OEM components provide the manufacturer with the most revenue plus a more secure revenue stream.
This is because the OEMs, who are the ones buying the component, must do so under a contract.
The contract guarantees that the OEM will make large monthly purchases of the component for a number of months.
In return, the the manufacturers provide much better volume pricing to the OEMs.
Since OEMs agree in advance "how many" of a component they will buy and "when" they will buy it,
it's often the case that they end up with either too many or too few of a particular component needed
in the complete systems they are selling. This difference is handled in the "gray market".
It's become standard practice for the OEM to agree to a contract knowing they will end up with more product
than they can use. The extra product is sold at cost to brokers.
The brokers in turn sell smaller quantities for a mark-up to resellers at the retail level. The OEM
product is typically cheaper and has a shorter warranty, often 30 days,
and the warranty is through the reseller, not the manufacturer as is the case with retail products.
The brokers are nameless, faceless folks, at least as far as you and I are concerned.
It's possible a broker could pull a fast one on a particular component
being sold to the reseller and the reseller would unknowingly pass on the product to you, the customer.
But no trustworthy reseller would tolerate this kind of deception since it's the reseller who will have
to deal with the returns and angry customers, and it's the reseller whose reputation will suffer.
That's why it's important to deal with a reseller that prizes his reputation.
Naturally, as an intelligent consumer, you should be doing the following for any component purchase, OEM or retail:
||Inspecting the product as soon as it arrives to verify that what you received was what you ordered.
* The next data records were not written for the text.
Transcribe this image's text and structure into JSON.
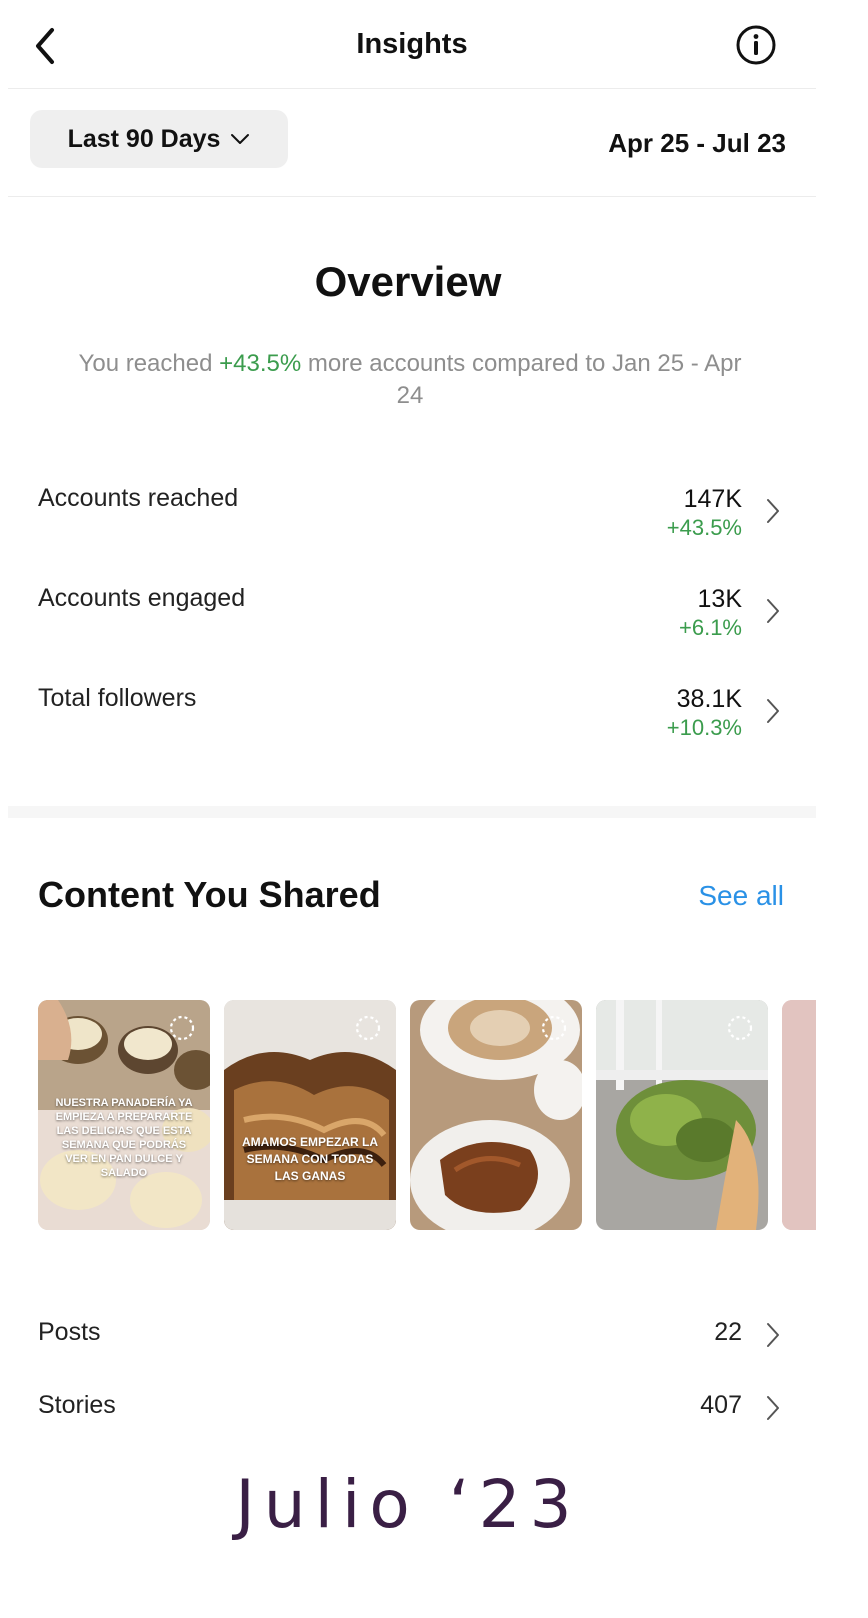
{
  "header": {
    "title": "Insights",
    "back_icon": "chevron-left-icon",
    "info_icon": "info-icon"
  },
  "filter": {
    "period": "Last 90 Days",
    "date_range": "Apr 25 - Jul 23"
  },
  "overview": {
    "title": "Overview",
    "desc_prefix": "You reached ",
    "desc_highlight": "+43.5%",
    "desc_suffix": " more accounts compared to Jan 25 - Apr 24",
    "metrics": [
      {
        "label": "Accounts reached",
        "value": "147K",
        "change": "+43.5%"
      },
      {
        "label": "Accounts engaged",
        "value": "13K",
        "change": "+6.1%"
      },
      {
        "label": "Total followers",
        "value": "38.1K",
        "change": "+10.3%"
      }
    ]
  },
  "content": {
    "title": "Content You Shared",
    "see_all": "See all",
    "thumbnails": [
      {
        "caption": "NUESTRA PANADERÍA YA EMPIEZA A PREPARARTE LAS DELICIAS QUE ESTA SEMANA QUE PODRÁS VER EN PAN DULCE Y SALADO"
      },
      {
        "caption": "AMAMOS EMPEZAR LA SEMANA CON TODAS LAS GANAS"
      },
      {
        "caption": ""
      },
      {
        "caption": ""
      },
      {
        "caption": ""
      }
    ],
    "counts": [
      {
        "label": "Posts",
        "value": "22"
      },
      {
        "label": "Stories",
        "value": "407"
      }
    ]
  },
  "footer": {
    "title": "Julio ‘23"
  },
  "colors": {
    "positive": "#3b9c4d",
    "link": "#2a91e6",
    "footer_text": "#3a1f45",
    "secondary_text": "#8e8e8e"
  }
}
||Putting the product into use before the warranty period expires so you can know for certain whether or not it works.
© 2001-2013, Rob Williams, all rights reserved.